They told us just to do what they asked. When the 5 of us get together (especially at the end of the third day) we all start making suggestions for improvements and we can end up taking forever to explore all the options and get anything done.

But we had a small mishap — a beam that supported a critical beam became dislodged.

Kathy's sketchMe and Jonathan held the dislodged beam in place with ropes while Mike B hit it gently back into place with a sledgehammer (if Mike B can do ANYTHING gently with a sledgehammer!)

So Jon and I perched on top of one bit of Zeus, Mike B higher up and Mike L horribly close to the underside of the barrel all having been told "if it starts to go ... run like hell". And it went. I was just pumped full of adrenaline. Run? Too late really. And it seemed all was stable without the beam.

Finally sorted the problem but trauma all round. Mike L doesn't like hearing too many suggestions about what to do. Jonathan always wants to give lots of options. Mike L angry that he's told to be 'in charge' then have to deal with lots of options. Ellen angry and upset. Sarah angry and upset. Film crew working on — all highly entertained and not upset at all. I suspected they'd have sorted it all out in seconds. I escaped and got on with work.

At the end of day J and I sat on the beach in setting sun, trying to get receiver to pick up transmitted sparks. We'd failed and failed. About to give up when I suggested trying a different coil in transistors. And joy ... tiny, tiny clicks — in amongst the hymns of the Christian Radio Channel. Hurrah! Chuffed to bits.


Day 16 — Transmitter and receiver

Jonathan and I were both just dead tired today. We ended up doing far too much in the sun — especially at midday.

Began by setting up receiver in a different place — by the Lime Factory instead of at the beach. Should've been easy. But we 'lost' the position of the safety pin on the coke (which was used to receive the signal). I could've killed him actually. I knew just how long it had taken to set to a place that worked. Jon is always just too keen to make things better. So he just moved the safety pin — when it was actually not working 'cos of something else. Spent yonks finding a place that worked again. Yonks and yonks. FINALLY got it. V faintly. J said "we can do better than that — try to find another place." "NO — Don't touch it," I yelped, and explained how long it had taken me. Also reception varies at different times of the day so might be that. A wise call — he'd almost moved the pin and the coke himself again. I would've had to have killed him! (He is generally a joy to work with — this was my only frustration!)

Kathy with the receiverWe were building a transformer to get higher voltage out of the transmitter so it can transmit further. Thought we had loads of time but as usual it took longer than expected.

After another gorgeous lunch of bobbing in the turquoise sea, Kate told us I had to transmit the message — a word of my own choosing. I wrote it on a piece of purple paper and handed it over.

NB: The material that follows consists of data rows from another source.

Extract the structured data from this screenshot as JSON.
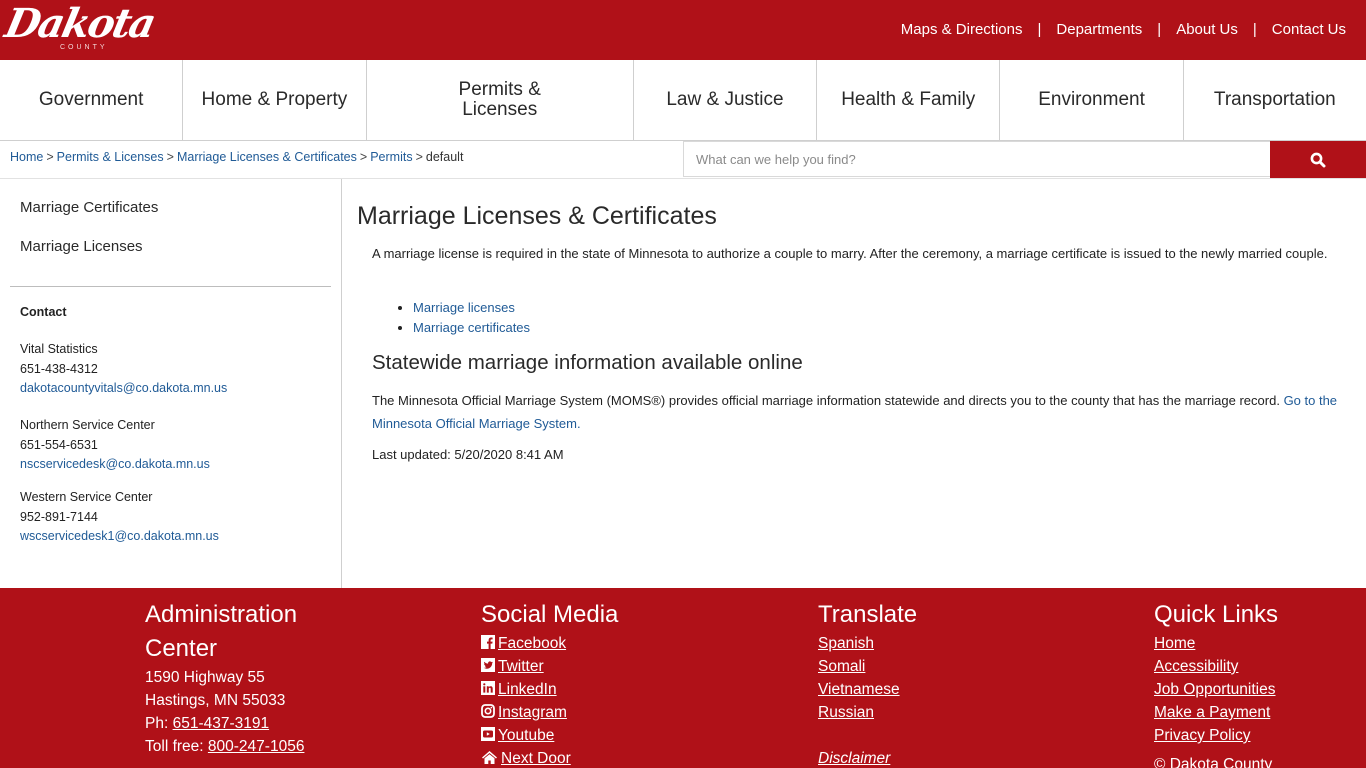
{
  "brand": {
    "logo_text": "Dakota",
    "logo_subtext": "COUNTY",
    "color_primary": "#b01118",
    "color_link": "#1f5a96"
  },
  "toplinks": [
    {
      "label": "Maps & Directions"
    },
    {
      "label": "Departments"
    },
    {
      "label": "About Us"
    },
    {
      "label": "Contact Us"
    }
  ],
  "toplinks_separator": "|",
  "mainnav": [
    {
      "label": "Government"
    },
    {
      "label": "Home & Property"
    },
    {
      "label": "Permits & Licenses"
    },
    {
      "label": "Law & Justice"
    },
    {
      "label": "Health & Family"
    },
    {
      "label": "Environment"
    },
    {
      "label": "Transportation"
    }
  ],
  "breadcrumb": {
    "items": [
      {
        "label": "Home"
      },
      {
        "label": "Permits & Licenses"
      },
      {
        "label": "Marriage Licenses & Certificates"
      },
      {
        "label": "Permits"
      }
    ],
    "current": "default",
    "separator": ">"
  },
  "search": {
    "placeholder": "What can we help you find?",
    "value": "",
    "button_icon": "search-icon"
  },
  "sidebar": {
    "nav": [
      {
        "label": "Marriage Certificates"
      },
      {
        "label": "Marriage Licenses"
      }
    ],
    "contact_title": "Contact",
    "contacts": [
      {
        "name": "Vital Statistics",
        "phone": "651-438-4312",
        "email": "dakotacountyvitals@co.dakota.mn.us"
      },
      {
        "name": "Northern Service Center",
        "phone": "651-554-6531",
        "email": "nscservicedesk@co.dakota.mn.us"
      },
      {
        "name": "Western Service Center",
        "phone": "952-891-7144",
        "email": "wscservicedesk1@co.dakota.mn.us"
      }
    ]
  },
  "content": {
    "title": "Marriage Licenses & Certificates",
    "intro": "A marriage license is required in the state of Minnesota to authorize a couple to marry. After the ceremony, a marriage certificate is issued to the newly married couple.",
    "links": [
      {
        "label": "Marriage licenses"
      },
      {
        "label": "Marriage certificates"
      }
    ],
    "subheading": "Statewide marriage information available online",
    "moms_text": "The Minnesota Official Marriage System (MOMS®) provides official marriage information statewide and directs you to the county that has the marriage record.",
    "moms_link": "Go to the Minnesota Official Marriage System.",
    "last_updated": "Last updated: 5/20/2020 8:41 AM"
  },
  "footer": {
    "admin": {
      "title": "Administration Center",
      "address1": "1590 Highway 55",
      "address2": "Hastings, MN 55033",
      "phone_label": "Ph:",
      "phone": "651-437-3191",
      "tollfree_label": "Toll free:",
      "tollfree": "800-247-1056"
    },
    "social": {
      "title": "Social Media",
      "items": [
        {
          "label": "Facebook",
          "icon": "facebook-icon"
        },
        {
          "label": "Twitter",
          "icon": "twitter-icon"
        },
        {
          "label": "LinkedIn",
          "icon": "linkedin-icon"
        },
        {
          "label": "Instagram",
          "icon": "instagram-icon"
        },
        {
          "label": "Youtube",
          "icon": "youtube-icon"
        },
        {
          "label": "Next Door",
          "icon": "home-icon"
        }
      ]
    },
    "translate": {
      "title": "Translate",
      "items": [
        {
          "label": "Spanish"
        },
        {
          "label": "Somali"
        },
        {
          "label": "Vietnamese"
        },
        {
          "label": "Russian"
        }
      ],
      "disclaimer": "Disclaimer"
    },
    "quicklinks": {
      "title": "Quick Links",
      "items": [
        {
          "label": "Home"
        },
        {
          "label": "Accessibility"
        },
        {
          "label": "Job Opportunities"
        },
        {
          "label": "Make a Payment"
        },
        {
          "label": "Privacy Policy"
        }
      ],
      "copyright": "© Dakota County"
    }
  }
}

Another 'end-of-last-day' mad frenzy. Had an hour to get aerials up into position to be ready to roll at 3 pm.

Had to choose a word — began with "SUCCESS" — but realised it was just too long and hard with too many repeated letters. Went for "YES" finally.

So the big clock struck 3 pm, Mike L told me his wrist sun dial read 3 pm ... and the two production teams argued. Eventually — got the 3 pm call (again!). Ellen stuck her kite up using a bamboo pole and I tried to send a morse code "YES" to J. My sense of rhythm is appalling. Even Mike L — who would see the translation board — couldn't get it. Kept on transmitting and got better thankfully. Tried doing it fast ... and J began to get the letters. He got Y — S — but didn't stop to guess. Finally he got E ... (dot, dot, dot) rather than T which is — - — (dash, dash, dash). While J was trying to hear my morse code — the Christian Radio Station was discussing circumcision. J didn't even notice. Madness! Rah! We'd transmitted all of 50m (could've shouted further!). Did some explanations in the setting sun and really enjoyed working it all out with J. V happy! (And found out that in tests before we came here researchers had only managed to transmit 10m! V. chuffed!)